All of a sudden, Larry Summers starts to write op-eds on “How to Fix Globalization—for Detroit, Not Davos “ (that would be a first), explaining with the same aplomb “the new era” as he did with the decades before (bet he saw Covid-19 coming too, from miles away). The Economist wants to “seize the moment”, capitalizing on the Covid-19 pandemic to “flatten the climate curve”. At least two decades too late. And the WEF website now features blogs like “Here’s why the world’s recovery from COVID-19 could be doughnut shaped”. Wonder why Klaus Schwab was clapping overenthusiastically then when the Donald was around earlier this year. As the world is witnessing the neoliberal havoc of the past decades, and increasing planetary destruction, this belated ‘change of heart’ by some powerful media and Davos men feels cheap. Wish they had been ‘woke’ decades ago.

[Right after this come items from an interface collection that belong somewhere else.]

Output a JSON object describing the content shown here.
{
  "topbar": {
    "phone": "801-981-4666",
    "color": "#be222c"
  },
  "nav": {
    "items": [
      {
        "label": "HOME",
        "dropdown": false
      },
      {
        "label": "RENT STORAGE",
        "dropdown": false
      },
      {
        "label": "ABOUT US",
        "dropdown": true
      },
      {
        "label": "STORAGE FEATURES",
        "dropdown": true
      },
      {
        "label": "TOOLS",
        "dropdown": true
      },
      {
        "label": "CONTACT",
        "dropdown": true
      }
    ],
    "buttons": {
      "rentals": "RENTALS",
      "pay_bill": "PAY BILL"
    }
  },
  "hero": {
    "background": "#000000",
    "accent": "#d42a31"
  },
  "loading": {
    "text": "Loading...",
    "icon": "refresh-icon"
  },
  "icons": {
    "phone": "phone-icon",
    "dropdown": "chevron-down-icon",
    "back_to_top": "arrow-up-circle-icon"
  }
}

Anyway, chances are the real ‘Zoomer generation’ sees through this (well, at least part of them). And fortunately, other forces are more credible, when it comes to the “healthy and green recovery” we desperately need, see for example this Letter (signed by millions of health professionals) to G20 leaders from earlier this week. Or as Larry Elliot put it in the Guardian, “If not now, when?”
Meanwhile, although there’s still only Bundesliga football on tv (duh), there’s surely a wealth of high-level webinars these days, for every ideological taste one can think of. (The same is true for blogs, by the way, some global health people seem to have turned into ‘superspreaders’ of Covid19 blogs almost overnight 😊.) Earlier this week, when listening to a (Karolinska) webinar on decolonializing global health, I realized that at last, ‘global health’ has gotten rid of some of its “colonial” feel. Now that Covid-19 has hit Western Europe and the US badly, the term ‘global health’ will never again just refer to ‘health in those far-away places’. It’s a pity we needed a tragedy to realize this.
As the epicenter is now shifting to the Americas, it’s becoming ever more clear that Covid-19 ruthlessly exploits parts of human nature, not unlike other viruses (including the capitalist virus, although that one tends to exploit different traits). Already you can feel in many countries that “Covid-fatigued” people are getting tired of ‘social distancing’, not being able to hug each other or hang out with friends and family like before. The blatant “herd impunity” of some members of the political elite doesn’t really help.
Finally, we already want to flag the next important global health event on the agenda, the (virtual) GAVI replenishment (4 June). Personally, I hope not to see too many ‘Thank you, Bill, for your generous support’ tweets flying around in the virtual UK air next week 😊. GAVI is an important Global Public Good, no doubt about it, and I sure hope the 7.4 billion will be reached, but it’s really time to finance these GPGs in another way than via replenishment rounds. Replenishments are relics of the MDG era. More systematic GPG financing should be part of a new “global” social contract/Compact – one for the Global “New Normal”. I’m afraid the brand new WHO Foundation doesn’t exactly fit the bill. Quoting Thomas Schwarz (MMI): “hmmm…”.
We need progressive global taxation ànd also strong taxation of global public bads. Urgently. Given the current global political environment, ‘coalitions of the willing’ will have to take the lead. Let’s call them ‘Zoomer coalitions’!
Enjoy your reading.